_WHAT IS EXPECTED_
Read through the listing, and wherever a line holds the word "Snapshot", return it.

· · ·

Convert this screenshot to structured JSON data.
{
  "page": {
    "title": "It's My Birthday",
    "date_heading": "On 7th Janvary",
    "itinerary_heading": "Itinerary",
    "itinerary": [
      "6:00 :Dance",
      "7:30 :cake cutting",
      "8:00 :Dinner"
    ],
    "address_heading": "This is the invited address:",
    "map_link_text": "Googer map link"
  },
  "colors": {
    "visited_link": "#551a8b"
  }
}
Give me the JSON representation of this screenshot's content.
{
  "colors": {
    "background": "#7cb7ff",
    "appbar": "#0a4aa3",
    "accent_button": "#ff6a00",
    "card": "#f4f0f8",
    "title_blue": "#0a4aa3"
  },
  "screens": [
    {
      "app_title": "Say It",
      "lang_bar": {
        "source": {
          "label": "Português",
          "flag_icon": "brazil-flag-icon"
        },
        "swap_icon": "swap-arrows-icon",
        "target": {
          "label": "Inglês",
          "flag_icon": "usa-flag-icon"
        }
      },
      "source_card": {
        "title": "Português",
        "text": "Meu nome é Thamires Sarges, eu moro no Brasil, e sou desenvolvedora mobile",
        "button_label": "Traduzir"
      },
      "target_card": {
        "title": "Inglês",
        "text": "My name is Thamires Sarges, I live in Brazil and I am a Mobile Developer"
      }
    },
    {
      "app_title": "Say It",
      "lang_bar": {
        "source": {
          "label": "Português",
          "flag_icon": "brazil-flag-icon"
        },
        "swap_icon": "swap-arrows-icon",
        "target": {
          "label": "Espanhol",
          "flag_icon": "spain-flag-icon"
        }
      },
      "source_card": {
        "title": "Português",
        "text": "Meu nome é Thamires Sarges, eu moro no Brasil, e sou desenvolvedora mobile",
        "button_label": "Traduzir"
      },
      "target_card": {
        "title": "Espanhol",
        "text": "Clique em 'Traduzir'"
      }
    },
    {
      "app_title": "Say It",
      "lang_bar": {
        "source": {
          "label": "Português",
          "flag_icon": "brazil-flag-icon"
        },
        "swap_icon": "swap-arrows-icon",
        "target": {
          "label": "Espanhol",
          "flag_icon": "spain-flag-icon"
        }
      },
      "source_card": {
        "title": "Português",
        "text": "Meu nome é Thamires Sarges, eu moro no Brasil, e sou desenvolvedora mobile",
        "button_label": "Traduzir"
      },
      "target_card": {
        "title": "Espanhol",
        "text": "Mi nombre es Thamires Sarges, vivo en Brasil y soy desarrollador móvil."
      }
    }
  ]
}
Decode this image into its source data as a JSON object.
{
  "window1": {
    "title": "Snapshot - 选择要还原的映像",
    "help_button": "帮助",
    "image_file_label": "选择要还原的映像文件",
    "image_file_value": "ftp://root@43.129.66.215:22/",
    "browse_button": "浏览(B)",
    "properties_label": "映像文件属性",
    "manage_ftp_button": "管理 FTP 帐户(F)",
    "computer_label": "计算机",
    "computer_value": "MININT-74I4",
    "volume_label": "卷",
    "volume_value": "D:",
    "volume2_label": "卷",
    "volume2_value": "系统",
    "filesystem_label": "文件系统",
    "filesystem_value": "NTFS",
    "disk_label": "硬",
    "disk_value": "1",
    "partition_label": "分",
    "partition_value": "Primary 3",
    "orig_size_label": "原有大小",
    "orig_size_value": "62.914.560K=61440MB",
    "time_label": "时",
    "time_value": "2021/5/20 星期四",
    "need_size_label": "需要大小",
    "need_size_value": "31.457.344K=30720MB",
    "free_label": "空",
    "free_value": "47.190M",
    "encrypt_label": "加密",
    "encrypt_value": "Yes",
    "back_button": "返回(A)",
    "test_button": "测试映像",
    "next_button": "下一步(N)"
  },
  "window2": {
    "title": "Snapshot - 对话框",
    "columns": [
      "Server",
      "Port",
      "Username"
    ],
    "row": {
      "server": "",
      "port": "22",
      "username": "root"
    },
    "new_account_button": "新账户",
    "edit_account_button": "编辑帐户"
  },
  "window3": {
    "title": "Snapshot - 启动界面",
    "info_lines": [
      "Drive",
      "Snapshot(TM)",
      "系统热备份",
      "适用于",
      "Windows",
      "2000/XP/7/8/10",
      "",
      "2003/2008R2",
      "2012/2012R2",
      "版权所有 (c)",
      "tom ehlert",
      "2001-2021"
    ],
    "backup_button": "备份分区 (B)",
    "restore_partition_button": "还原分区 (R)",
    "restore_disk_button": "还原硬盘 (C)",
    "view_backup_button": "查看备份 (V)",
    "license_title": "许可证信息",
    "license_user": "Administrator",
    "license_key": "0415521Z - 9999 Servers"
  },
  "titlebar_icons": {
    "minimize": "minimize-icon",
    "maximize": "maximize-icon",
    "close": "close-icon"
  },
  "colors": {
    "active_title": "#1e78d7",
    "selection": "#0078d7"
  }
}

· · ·

_ANSWER BELOW_
    "title": "Snapshot - 选择要还原的映像",
    "title": "Snapshot - 对话框",
    "title": "Snapshot - 启动界面",
      "Snapshot(TM)",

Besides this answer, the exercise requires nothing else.